The uploaded file can now be accessed from your browsers using a path such as “/uploads/1-profile.jpg”. In practice, there are other concerns you want to handle when uploading files, such validating extensions, encoding names and so on. Many times, using a library that already handles such cases, is prefered.

Finally, notice that when there is no data from the file input, we get neither the “photo” key nor a Plug.Upload struct. Here are the user_params from the log.

%{"bio" => "Guitarist", "email" => "dweezil@example.com", "name" => "Dweezil Zappa", "number_of_pets" => "3"}

Configuring upload limits

The conversion from the data being sent by the form to an actual Plug.Upload is done by the Plug.Parsers plug which we can find inside HelloWeb.Endpoint:

plug Plug.Parsers,
  parsers: [:urlencoded, :multipart, :json],
  pass: ["*/*"],
  json_decoder: Poison

Besides the options above, Plug.Parsers accepts other options to control data upload:

  • :length - sets the max body length to read, defaults to 8_000_000 bytes
  • :read_length - set the amount of bytes to read at one time, defaults to 1_000_000 bytes
  • :read_timeout - set the timeout for each chunk received, defaults to 15_000 ms

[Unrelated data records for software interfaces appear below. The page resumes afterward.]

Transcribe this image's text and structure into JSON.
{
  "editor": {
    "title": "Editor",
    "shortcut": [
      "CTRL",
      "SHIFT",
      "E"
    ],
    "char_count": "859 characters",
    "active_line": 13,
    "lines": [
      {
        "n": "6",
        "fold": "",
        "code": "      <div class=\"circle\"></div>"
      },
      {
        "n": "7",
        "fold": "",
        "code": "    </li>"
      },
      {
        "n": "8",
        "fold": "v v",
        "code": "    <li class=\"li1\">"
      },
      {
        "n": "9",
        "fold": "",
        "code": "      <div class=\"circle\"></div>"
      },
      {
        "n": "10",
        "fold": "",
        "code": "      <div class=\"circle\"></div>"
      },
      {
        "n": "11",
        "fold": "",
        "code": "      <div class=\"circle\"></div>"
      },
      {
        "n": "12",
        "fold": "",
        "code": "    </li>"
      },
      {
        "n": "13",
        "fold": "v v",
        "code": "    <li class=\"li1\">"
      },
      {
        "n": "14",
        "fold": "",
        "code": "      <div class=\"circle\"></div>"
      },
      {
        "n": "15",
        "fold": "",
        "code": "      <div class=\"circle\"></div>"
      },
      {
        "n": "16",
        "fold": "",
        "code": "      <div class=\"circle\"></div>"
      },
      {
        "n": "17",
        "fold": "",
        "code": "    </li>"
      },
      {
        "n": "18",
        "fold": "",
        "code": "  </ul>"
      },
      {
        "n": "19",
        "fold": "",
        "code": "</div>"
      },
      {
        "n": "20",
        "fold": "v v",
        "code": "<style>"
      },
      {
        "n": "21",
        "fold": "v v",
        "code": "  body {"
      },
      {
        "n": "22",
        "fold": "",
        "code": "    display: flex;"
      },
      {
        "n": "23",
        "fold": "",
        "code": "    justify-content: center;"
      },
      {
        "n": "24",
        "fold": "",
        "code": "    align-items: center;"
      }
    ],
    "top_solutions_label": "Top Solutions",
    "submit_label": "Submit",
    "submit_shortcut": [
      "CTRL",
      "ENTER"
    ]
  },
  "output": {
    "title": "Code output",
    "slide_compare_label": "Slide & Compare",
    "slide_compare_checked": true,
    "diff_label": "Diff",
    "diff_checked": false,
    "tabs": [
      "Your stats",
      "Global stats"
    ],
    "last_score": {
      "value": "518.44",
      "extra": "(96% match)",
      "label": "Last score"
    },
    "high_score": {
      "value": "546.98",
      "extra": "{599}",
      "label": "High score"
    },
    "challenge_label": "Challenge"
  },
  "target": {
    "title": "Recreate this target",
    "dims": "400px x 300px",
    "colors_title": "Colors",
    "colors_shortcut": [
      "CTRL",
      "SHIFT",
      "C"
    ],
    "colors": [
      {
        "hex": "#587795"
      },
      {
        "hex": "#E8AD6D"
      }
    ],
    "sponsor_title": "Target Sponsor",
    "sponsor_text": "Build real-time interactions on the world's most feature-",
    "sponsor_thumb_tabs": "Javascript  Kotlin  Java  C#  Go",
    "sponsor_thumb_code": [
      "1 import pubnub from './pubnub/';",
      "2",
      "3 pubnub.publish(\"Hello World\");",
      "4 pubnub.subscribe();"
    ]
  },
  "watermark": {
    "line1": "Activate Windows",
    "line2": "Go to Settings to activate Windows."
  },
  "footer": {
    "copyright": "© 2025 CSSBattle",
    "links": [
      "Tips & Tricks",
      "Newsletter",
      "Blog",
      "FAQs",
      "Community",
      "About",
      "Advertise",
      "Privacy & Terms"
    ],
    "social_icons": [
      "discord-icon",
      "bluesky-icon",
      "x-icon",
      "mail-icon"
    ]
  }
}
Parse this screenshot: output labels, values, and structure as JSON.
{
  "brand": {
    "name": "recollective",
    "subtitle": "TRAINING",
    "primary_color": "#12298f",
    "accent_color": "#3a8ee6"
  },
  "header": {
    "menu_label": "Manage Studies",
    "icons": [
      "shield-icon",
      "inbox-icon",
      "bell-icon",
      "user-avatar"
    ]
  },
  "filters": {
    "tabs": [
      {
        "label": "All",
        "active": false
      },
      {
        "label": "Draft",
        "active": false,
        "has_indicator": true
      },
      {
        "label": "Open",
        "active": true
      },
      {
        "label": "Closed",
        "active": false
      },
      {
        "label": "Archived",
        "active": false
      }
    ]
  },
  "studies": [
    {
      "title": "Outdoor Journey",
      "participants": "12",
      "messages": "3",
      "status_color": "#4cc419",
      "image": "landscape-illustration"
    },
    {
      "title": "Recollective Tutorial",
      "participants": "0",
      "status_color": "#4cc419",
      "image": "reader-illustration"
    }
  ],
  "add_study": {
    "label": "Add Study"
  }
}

The first option configures the maximum data allowed. The remaining ones configure how much data we expect to read and its frequency. If the client cannot push data fast enough, the connection will be terminated. Phoenix ships with reasonable defaults but you may want to customize it under special circumstances, for example, if you are expecting really slow clients to send large chunks of data.

It is also worth pointing out those limits are important as a security mechanism. For example, if we don’t set a limit for data upload, attackers could open up thousands of connections to your application and send one byte every 2 minutes, which would take very long to complete while using up all connections to your server. The limits above expect at least a reasonable amount of progress, making attackers’ lives a bit harder.